The more I hear about ART, the more I become suspicious. I changed my
habit and said to myself: "there is no art, art in itself does not exist."
Then I felt better. Now I can look at things, made by people, to
communicate for instance. People are very creative, I must admit. They use
words, body gestures, eyemovement, sounds and even use visual images to
communicate. Some work good, some very good, some work good in a Russian
wintercamp, some in a hotellobby in Las Vegas and not at all in Kitingo's
village in Ndebeleland. Some work in my neighbours house (she is an art
critique) but defenitely not in mine.
What about the patato-eaters Van Gogh painted (he did it several times, but
they are not that different that one would say this is a good oe and that
one is bad)? It is a small, dark piece of work, the people are not well
proportioned also. I bet that most people (even "them from the art world"
would ignore it if they had trained to the Pavlovreaction of:
I will agree with everyone who states that visual images can be used for
communication.
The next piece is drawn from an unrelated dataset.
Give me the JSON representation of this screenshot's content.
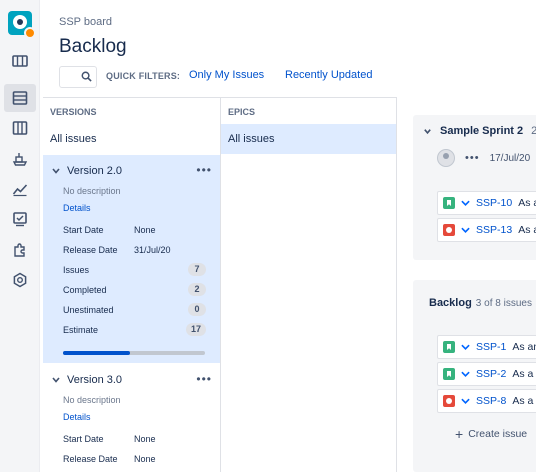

That brings teachers at two problems. 1 How can I learn my
students to read what is the message in that visual object (if I can read
it myself)? 2 How can I train my students to use visual images as
communication tools in a way that they really work?
When I have reached both goals, my time is over and I do not have to
discuss about art at all.
(By no means I will say that this is the only object in art education, but
if I have to do one thing ....)
(Who invented the word ART should be punished.)
Ben Schasfoort, nl